Project xCloud Is The Way for Xbox to Reach Gamers in Africa and India, Says Phil Spencer
Project xCloud received additional details at E3 2019, even though Microsoft didn't reveal some key information such as pricing (unlike Google, which did it for its own cloud platform, Stadia).
We now know that owners of Xbox consoles will be able to use their own console to stream their games for free, without any fees attached. However, Microsoft's real bid with Project xCloud is to broaden the total addressable market (TAM).
Speaking to GamesIndustry after the E3 2019 briefing, Head of Gaming Phil Spencer pointed to untapped territories like Africa and India as areas where consoles don't currently do well, unlike smartphones. Thus, Project xCloud could be the perfect way to get these gamers to play Xbox titles.
We know that the first customers for xCloud are going to be people who own an Xbox. It's going to be, 'Oh, I want to play my Xbox when I'm away.' Last month, Catherine [Gluckstein, chief of staff/strategy for Xbox] and I were in Africa. Not a lot of Xboxes in Africa. Not a lot of game consoles. 1.2 billion people on the continent of Africa. Average age is 19 on the continent. They know Fortnite, they know Halo, they know Gears of War. They just don't have a device.
There are gamers there, but the device they have is an Android phone.
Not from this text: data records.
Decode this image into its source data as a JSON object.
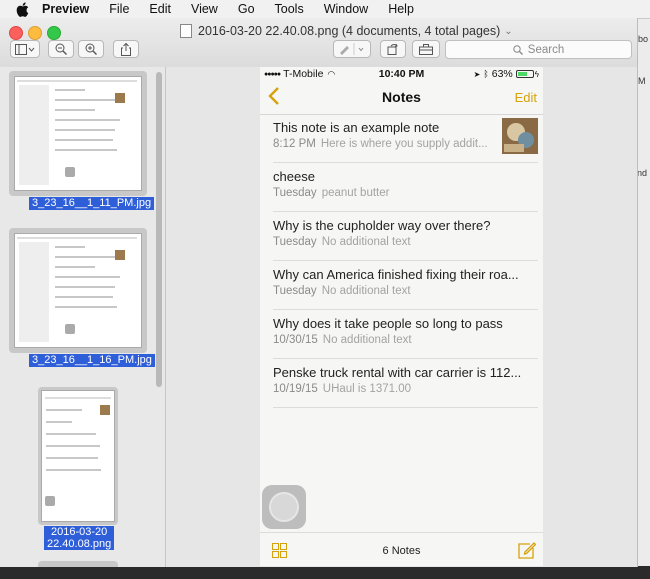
{
  "menubar": {
    "app_name": "Preview",
    "items": [
      "File",
      "Edit",
      "View",
      "Go",
      "Tools",
      "Window",
      "Help"
    ]
  },
  "window": {
    "title": "2016-03-20 22.40.08.png (4 documents, 4 total pages)"
  },
  "toolbar": {
    "search_placeholder": "Search"
  },
  "sidebar": {
    "thumbnails": [
      {
        "label": "3_23_16__1_11_PM.jpg",
        "selected": true
      },
      {
        "label": "3_23_16__1_16_PM.jpg",
        "selected": true
      },
      {
        "label": "2016-03-20 22.40.08.png",
        "label_line1": "2016-03-20",
        "label_line2": "22.40.08.png",
        "selected": true
      }
    ]
  },
  "phone": {
    "carrier": "T-Mobile",
    "time": "10:40 PM",
    "battery": "63%",
    "battery_level": 0.63,
    "nav_title": "Notes",
    "edit_label": "Edit",
    "notes": [
      {
        "title": "This note is an example note",
        "date": "8:12 PM",
        "preview": "Here is where you supply addit..."
      },
      {
        "title": "cheese",
        "date": "Tuesday",
        "preview": "peanut butter"
      },
      {
        "title": "Why is the cupholder way over there?",
        "date": "Tuesday",
        "preview": "No additional text"
      },
      {
        "title": "Why can America finished fixing their roa...",
        "date": "Tuesday",
        "preview": "No additional text"
      },
      {
        "title": "Why does it take people so long to pass",
        "date": "10/30/15",
        "preview": "No additional text"
      },
      {
        "title": "Penske truck rental with car carrier is 112...",
        "date": "10/19/15",
        "preview": "UHaul is 1371.00"
      }
    ],
    "notes_count": "6 Notes"
  },
  "colors": {
    "accent_yellow": "#d6a20c",
    "selection_blue": "#2f5fd8"
  }
}
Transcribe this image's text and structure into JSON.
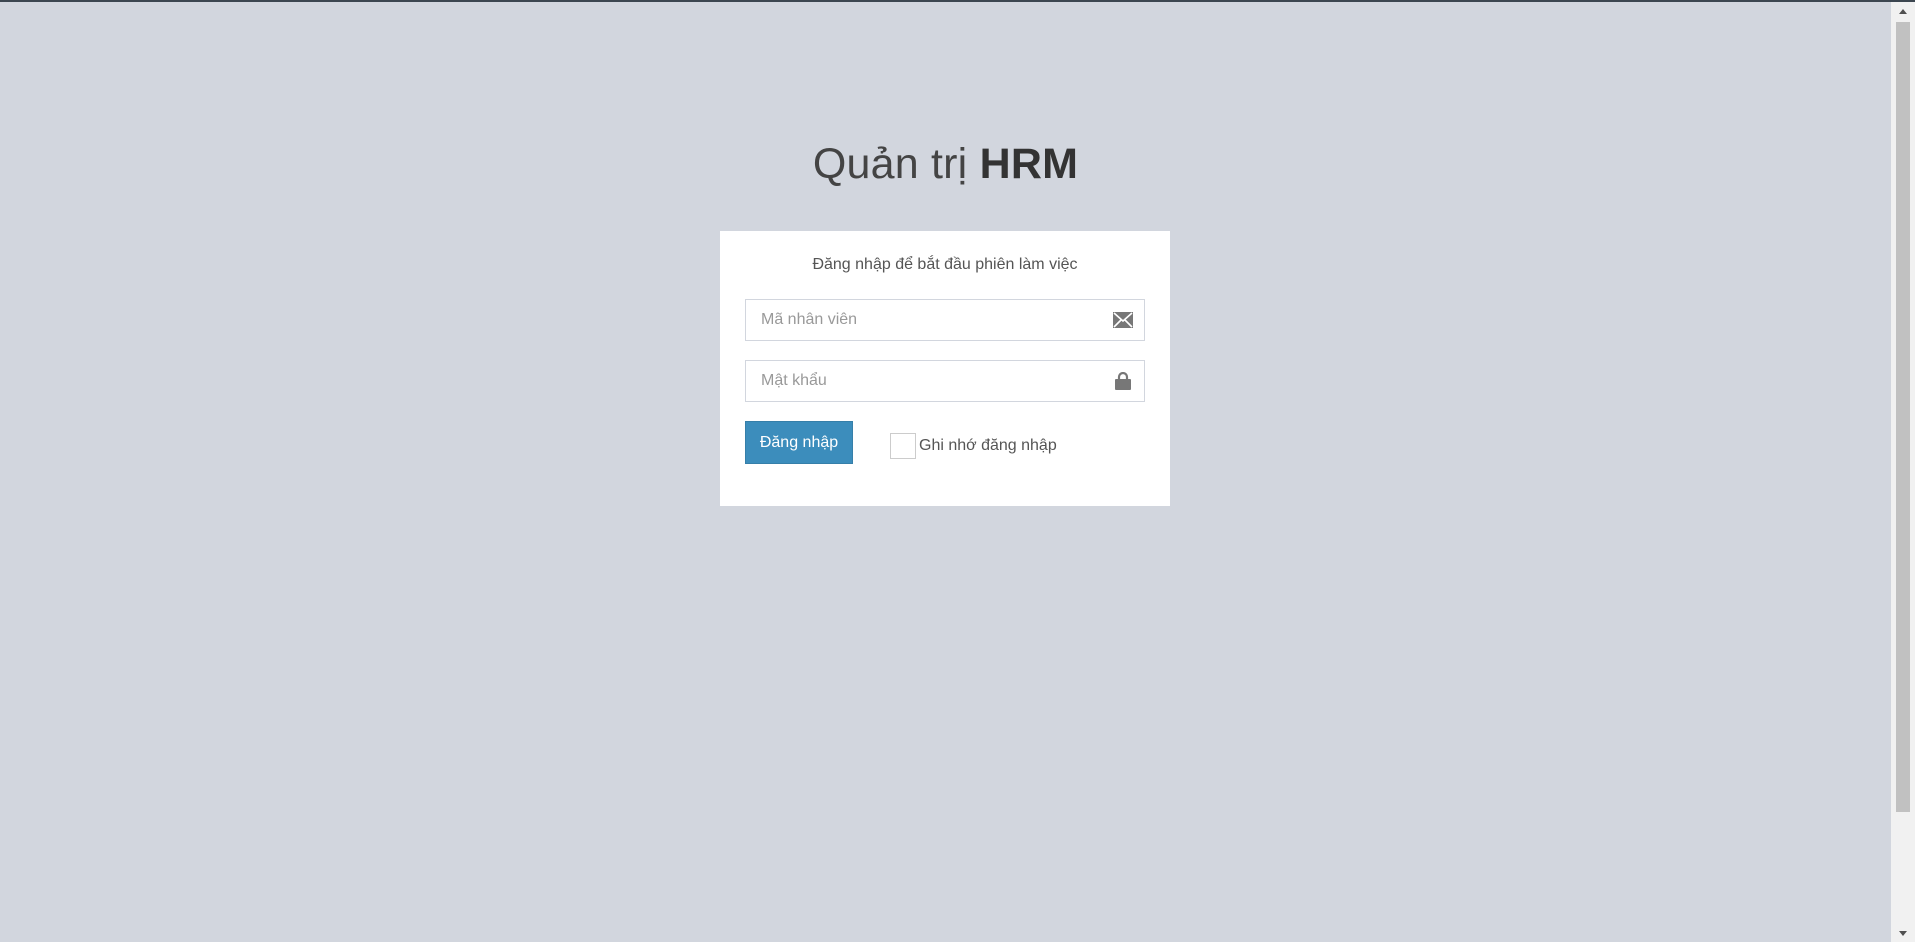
{
  "logo": {
    "light": "Quản trị ",
    "bold": "HRM"
  },
  "login": {
    "message": "Đăng nhập để bắt đầu phiên làm việc",
    "employee_id_placeholder": "Mã nhân viên",
    "employee_id_value": "",
    "password_placeholder": "Mật khẩu",
    "password_value": "",
    "submit_label": "Đăng nhập",
    "remember_label": "Ghi nhớ đăng nhập",
    "remember_checked": false
  },
  "icons": {
    "employee_id": "envelope-icon",
    "password": "lock-icon"
  },
  "colors": {
    "background": "#d2d6de",
    "primary": "#3c8dbc"
  }
}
So today they are kind-of locked out of what an E3 is -- outside of watching -- because of the capability they have.
When I think about the two billion [gamers worldwide], which is a number that has tripled over the last two decades, I really think about how we service the two billion who play today with as much content and services as we can offer, but also go to places like Africa. I was looking at some of the PUBG mobile numbers in India and they're crazy -- they've had 100 million downloads or something. You see these markets where gaming can grow to the next two billion or even more.... There are seven billion people on the planet. For me, I think they should all play video games.
The big question surrounding game streaming via cloud remains the quality of the experience, which is going to be largely determined by latency. Project xCloud should begin public testing later this year and Google Stadia launches in November, so we're not far off from experiencing how these services will actually work in practice.